The article itself1 defines what the authors mean by both proteinuria and refractory:
...progressive proteinuria, with [urine protein-to-creatinine] values ranging from 0.6 at initial evaluation to 5.16 at highest (reference interval, <0.2), despite medical intervention with increasing doses of benazepril HCl (0.5-1.02 mg/kg PO q12h) and control of systemic hypertension.
Proteinuria is normally quantified as a ratio of urinary protein to urinary creatinine to account for the wide fluctuations in urine concentration according to hydration status. Normally, in humans and (apparently) in dogs, there is little to no detectable protein in the urine. In certain disease conditions (most commonly: hypertension and diabetes), proteinuria tends to increase with poorly controlled blood pressure/glycemia. Proteinuria2 may represent a novel risk factor for coronary disease in humans. Angiotensin converting enzyme inhibitors (ACEI, e.g. benazepril) and angiotensin receptor blockers (ARB, e.g. telmisartan) are commonly used to mitigate proteinuria (citing a dog article this time - this benefit is widely accepted in humans).

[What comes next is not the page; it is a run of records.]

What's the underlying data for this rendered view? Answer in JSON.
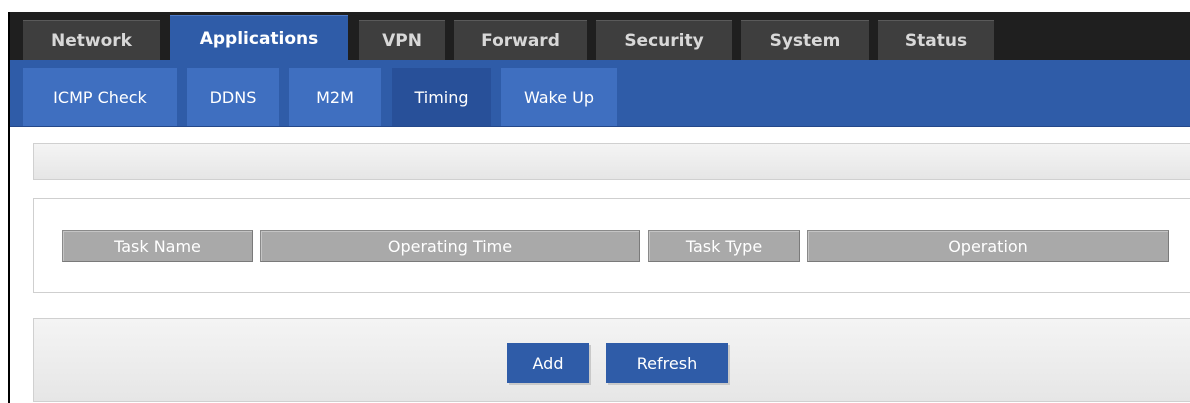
{
  "main_nav": {
    "tabs": [
      {
        "label": "Network"
      },
      {
        "label": "Applications"
      },
      {
        "label": "VPN"
      },
      {
        "label": "Forward"
      },
      {
        "label": "Security"
      },
      {
        "label": "System"
      },
      {
        "label": "Status"
      }
    ],
    "active": "Applications"
  },
  "sub_nav": {
    "tabs": [
      {
        "label": "ICMP Check"
      },
      {
        "label": "DDNS"
      },
      {
        "label": "M2M"
      },
      {
        "label": "Timing"
      },
      {
        "label": "Wake Up"
      }
    ],
    "active": "Timing"
  },
  "task_table": {
    "columns": [
      "Task Name",
      "Operating Time",
      "Task Type",
      "Operation"
    ],
    "rows": []
  },
  "actions": {
    "add_label": "Add",
    "refresh_label": "Refresh"
  },
  "colors": {
    "accent_blue": "#2f5ca8",
    "nav_dark": "#1f1f1f",
    "header_gray": "#a9a9a9"
  }
}
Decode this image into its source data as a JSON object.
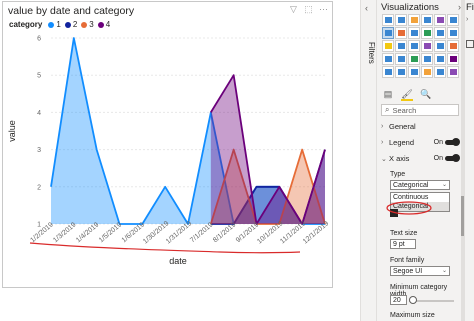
{
  "visual": {
    "title": "value by date and category",
    "toolbar": [
      "filter-icon",
      "focus-mode-icon",
      "more-options-icon"
    ],
    "toolbar_glyphs": [
      "▽",
      "⬚",
      "⋯"
    ]
  },
  "legend": {
    "title": "category",
    "items": [
      {
        "label": "1",
        "color": "#118dff"
      },
      {
        "label": "2",
        "color": "#12239e"
      },
      {
        "label": "3",
        "color": "#e66c37"
      },
      {
        "label": "4",
        "color": "#6b007b"
      }
    ]
  },
  "filters": {
    "label": "Filters",
    "chevron": "‹"
  },
  "viz_pane": {
    "title": "Visualizations",
    "collapse_glyph": "›",
    "format_tabs": [
      "fields-well-icon",
      "format-paint-roller-icon",
      "analytics-magnifier-icon"
    ],
    "format_glyphs": [
      "▤",
      "🖌",
      "🔍"
    ],
    "search_placeholder": "Search",
    "search_glyph": "⌕",
    "sections": {
      "general": "General",
      "legend": "Legend",
      "legend_state": "On",
      "x_axis": "X axis",
      "x_axis_state": "On"
    },
    "type_label": "Type",
    "type_value": "Categorical",
    "type_options": [
      "Continuous",
      "Categorical"
    ],
    "text_size_label": "Text size",
    "text_size_value": "9",
    "text_size_unit": "pt",
    "font_family_label": "Font family",
    "font_family_value": "Segoe UI",
    "min_cat_width_label": "Minimum category width",
    "min_cat_width_value": "20",
    "max_size_label": "Maximum size"
  },
  "fields_pane": {
    "title": "Fields",
    "chevron": "›"
  },
  "chart_data": {
    "type": "area",
    "title": "value by date and category",
    "xlabel": "date",
    "ylabel": "value",
    "ylim": [
      1,
      6
    ],
    "yticks": [
      1,
      2,
      3,
      4,
      5,
      6
    ],
    "x_tick_labels": [
      "1/2/2019",
      "1/3/2019",
      "1/4/2019",
      "1/5/2019",
      "1/6/2019",
      "1/30/2019",
      "1/31/2019",
      "7/1/2019",
      "8/1/2019",
      "9/1/2019",
      "10/1/2019",
      "11/1/2019",
      "12/1/2019"
    ],
    "legend_position": "top-left",
    "series": [
      {
        "name": "1",
        "color": "#118dff",
        "values": [
          2,
          6,
          3,
          1,
          1,
          2,
          1,
          4,
          1,
          2,
          2,
          1,
          1
        ]
      },
      {
        "name": "2",
        "color": "#12239e",
        "values": [
          null,
          null,
          null,
          null,
          null,
          null,
          null,
          1,
          1,
          2,
          2,
          1,
          3
        ]
      },
      {
        "name": "3",
        "color": "#e66c37",
        "values": [
          null,
          null,
          null,
          null,
          null,
          null,
          null,
          1,
          3,
          1,
          1,
          3,
          1
        ]
      },
      {
        "name": "4",
        "color": "#6b007b",
        "values": [
          null,
          null,
          null,
          null,
          null,
          null,
          null,
          4,
          5,
          1,
          2,
          1,
          3
        ]
      }
    ]
  }
}
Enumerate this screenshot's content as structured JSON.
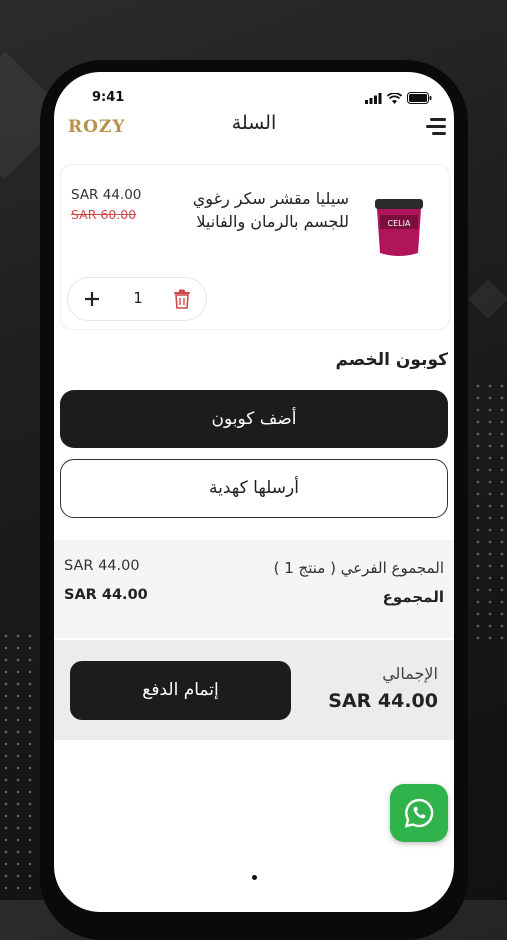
{
  "status_bar": {
    "time": "9:41"
  },
  "header": {
    "logo_text": "ROZY",
    "title": "السلة"
  },
  "cart_item": {
    "name": "سيليا مقشر سكر رغوي للجسم بالرمان والفانيلا",
    "image_label": "CELIA",
    "price": "SAR 44.00",
    "old_price": "SAR 60.00",
    "quantity": "1"
  },
  "coupon": {
    "section_title": "كوبون الخصم",
    "add_coupon_label": "أضف كوبون",
    "send_gift_label": "أرسلها كهدية"
  },
  "summary": {
    "subtotal_label": "المجموع الفرعي ( منتج 1 )",
    "subtotal_value": "SAR 44.00",
    "total_label": "المجموع",
    "total_value": "SAR 44.00"
  },
  "checkout": {
    "grand_total_label": "الإجمالي",
    "grand_total_value": "SAR 44.00",
    "button_label": "إتمام الدفع"
  },
  "colors": {
    "accent_dark": "#1d1b1c",
    "whatsapp_green": "#2fb34a",
    "delete_red": "#d04848",
    "logo_gold": "#b8904a"
  },
  "icons": [
    "menu-icon",
    "trash-icon",
    "plus-icon",
    "whatsapp-icon",
    "signal-icon",
    "wifi-icon",
    "battery-icon"
  ]
}
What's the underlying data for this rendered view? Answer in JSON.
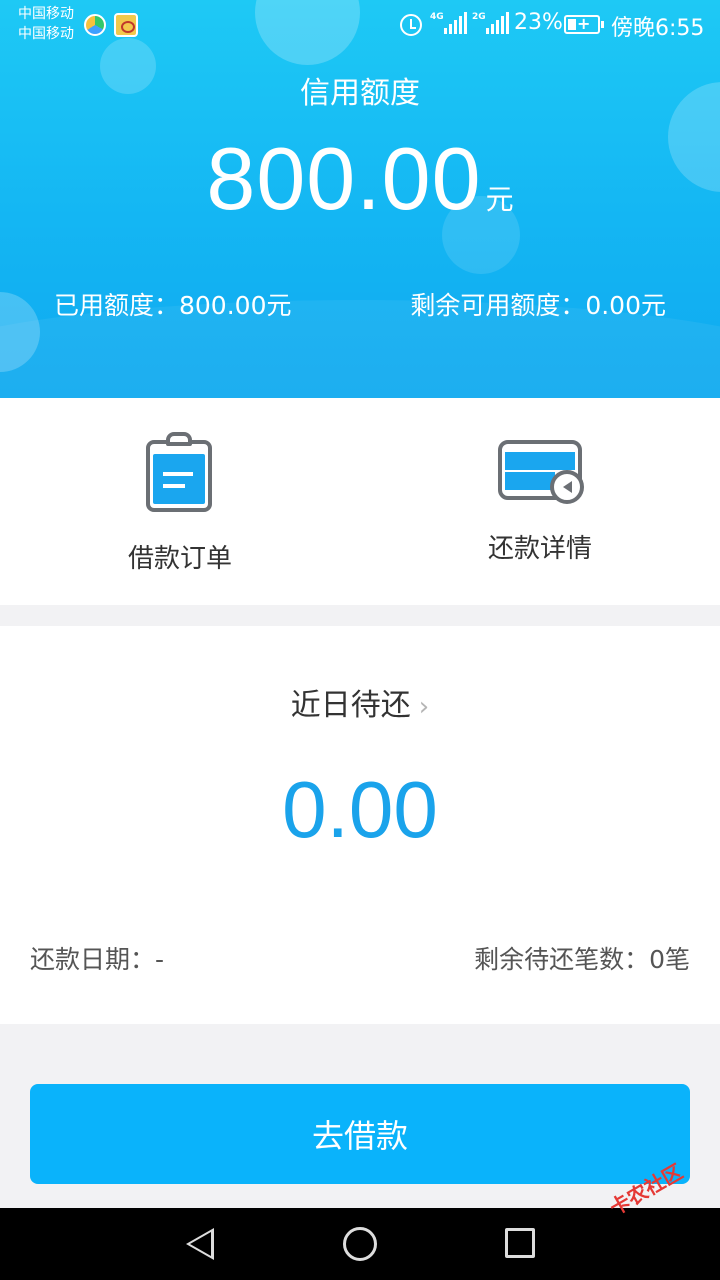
{
  "status_bar": {
    "carrier_1": "中国移动",
    "carrier_2": "中国移动",
    "net_1": "4G",
    "net_2": "2G",
    "battery_percent": "23%",
    "time": "傍晚6:55"
  },
  "credit": {
    "title": "信用额度",
    "amount": "800.00",
    "unit": "元",
    "used": "已用额度：800.00元",
    "remaining": "剩余可用额度：0.00元"
  },
  "shortcuts": {
    "orders_label": "借款订单",
    "repayment_label": "还款详情"
  },
  "due": {
    "title": "近日待还",
    "chevron": "›",
    "amount": "0.00",
    "date": "还款日期：-",
    "count": "剩余待还笔数：0笔"
  },
  "action": {
    "borrow_label": "去借款"
  },
  "watermark": "卡农社区",
  "colors": {
    "accent": "#0ab3fb",
    "amount_blue": "#1aa3eb",
    "header_top": "#1ec9f5"
  },
  "icons": [
    "alarm-icon",
    "battery-icon",
    "clipboard-icon",
    "card-return-icon",
    "chevron-right-icon",
    "back-icon",
    "home-icon",
    "recent-apps-icon"
  ]
}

The point of this article seems to be that an ARB was superior to an ACEI to decrease proteinuria in this dog.
1. Sorry, I was able to access it through a library but free text is not available without such access to my knowledge. If it is, OP please post it!
2. Also sometimes measured (as in the cited article) as albuminuria - ratio of albumin to creatinine - rather than total protein. There are subtle differences is these approaches, but they are highly correlated.